> BRIEF:
Exactly as written, set down each line of the data below except its pictures.

[Entries from a dataset of interfaces]
┄┄┄┄┄┄┄┄┄┄┄┄┄┄┄┄┄┄┄┄

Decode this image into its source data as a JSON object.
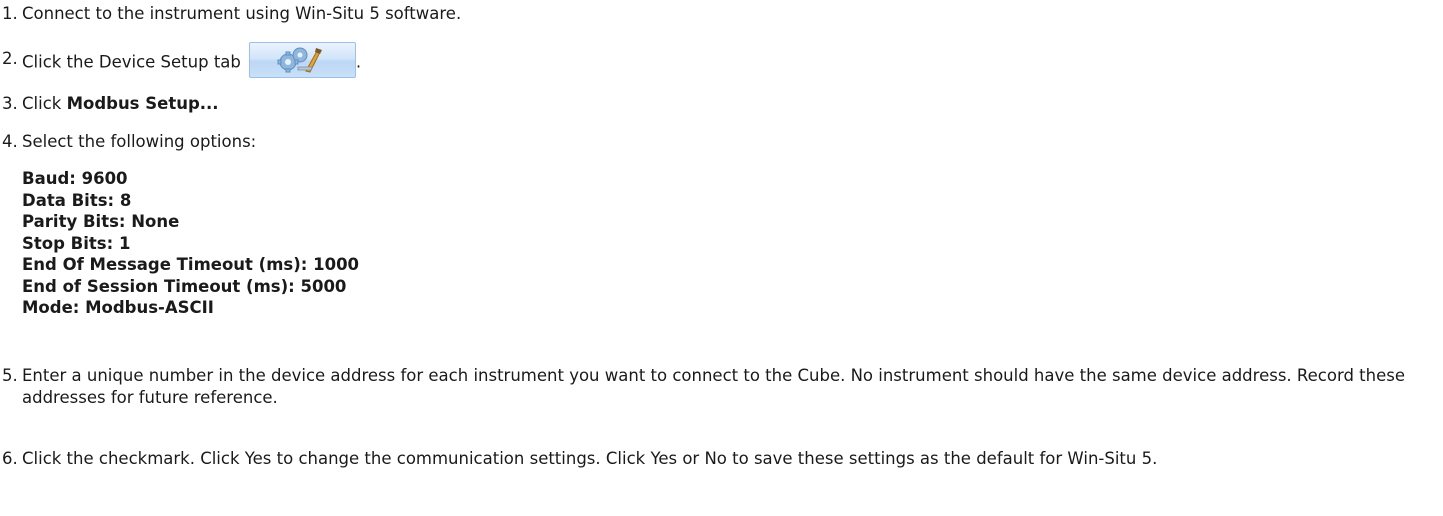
{
  "steps": [
    {
      "num": "1.",
      "text": "Connect to the instrument using Win-Situ 5 software."
    },
    {
      "num": "2.",
      "text_before": "Click the Device Setup tab",
      "text_after": "."
    },
    {
      "num": "3.",
      "text_before": "Click ",
      "bold": "Modbus Setup..."
    },
    {
      "num": "4.",
      "text": "Select the following options:"
    },
    {
      "num": "5.",
      "text": "Enter a unique number in the device address for each instrument you want to connect to the Cube. No instrument should have the same device address. Record these addresses for future reference."
    },
    {
      "num": "6.",
      "text": "Click the checkmark. Click Yes to change the communication settings. Click Yes or No to save these settings as the default for Win-Situ 5."
    }
  ],
  "device_setup_tab_icon": "device-setup-gear-icon",
  "options": [
    "Baud: 9600",
    "Data Bits: 8",
    "Parity Bits: None",
    "Stop Bits: 1",
    "End Of Message Timeout (ms): 1000",
    "End of Session Timeout (ms): 5000",
    "Mode: Modbus-ASCII"
  ],
  "colors": {
    "text": "#1a1a1a",
    "tab_background": "#c9e0f8",
    "tab_border": "#9cc0e8"
  }
}
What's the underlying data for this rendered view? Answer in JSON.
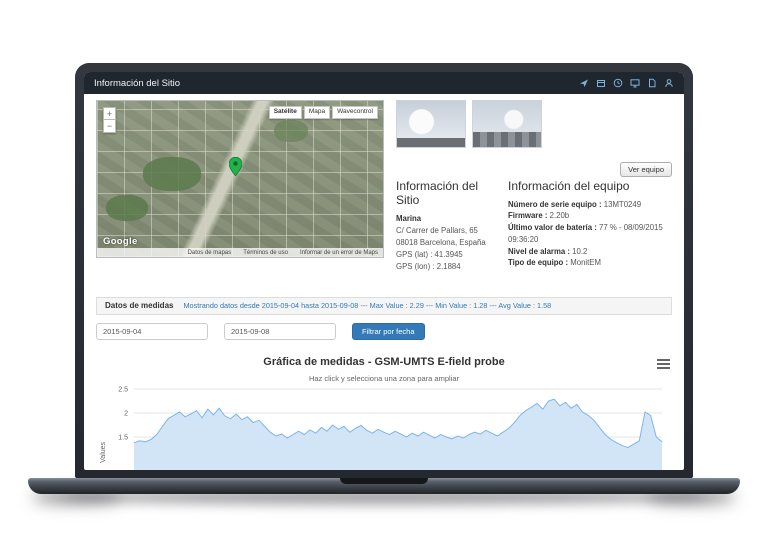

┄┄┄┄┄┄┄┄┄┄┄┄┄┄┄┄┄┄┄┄

> EXERCISE RESULT:
Decode this image into its source data as a JSON object.
{
  "steps": [
    {
      "num": "1.",
      "text": "Connect to the instrument using Win-Situ 5 software."
    },
    {
      "num": "2.",
      "text_before": "Click the Device Setup tab",
      "text_after": "."
    },
    {
      "num": "3.",
      "text_before": "Click ",
      "bold": "Modbus Setup..."
    },
    {
      "num": "4.",
      "text": "Select the following options:"
    },
    {
      "num": "5.",
      "text": "Enter a unique number in the device address for each instrument you want to connect to the Cube. No instrument should have the same device address. Record these addresses for future reference."
    },
    {
      "num": "6.",
      "text": "Click the checkmark. Click Yes to change the communication settings. Click Yes or No to save these settings as the default for Win-Situ 5."
    }
  ],
  "device_setup_tab_icon": "device-setup-gear-icon",
  "options": [
    "Baud: 9600",
    "Data Bits: 8",
    "Parity Bits: None",
    "Stop Bits: 1",
    "End Of Message Timeout (ms): 1000",
    "End of Session Timeout (ms): 5000",
    "Mode: Modbus-ASCII"
  ],
  "colors": {
    "text": "#1a1a1a",
    "tab_background": "#c9e0f8",
    "tab_border": "#9cc0e8"
  }
}
What's the underlying data for this rendered view? Answer in JSON.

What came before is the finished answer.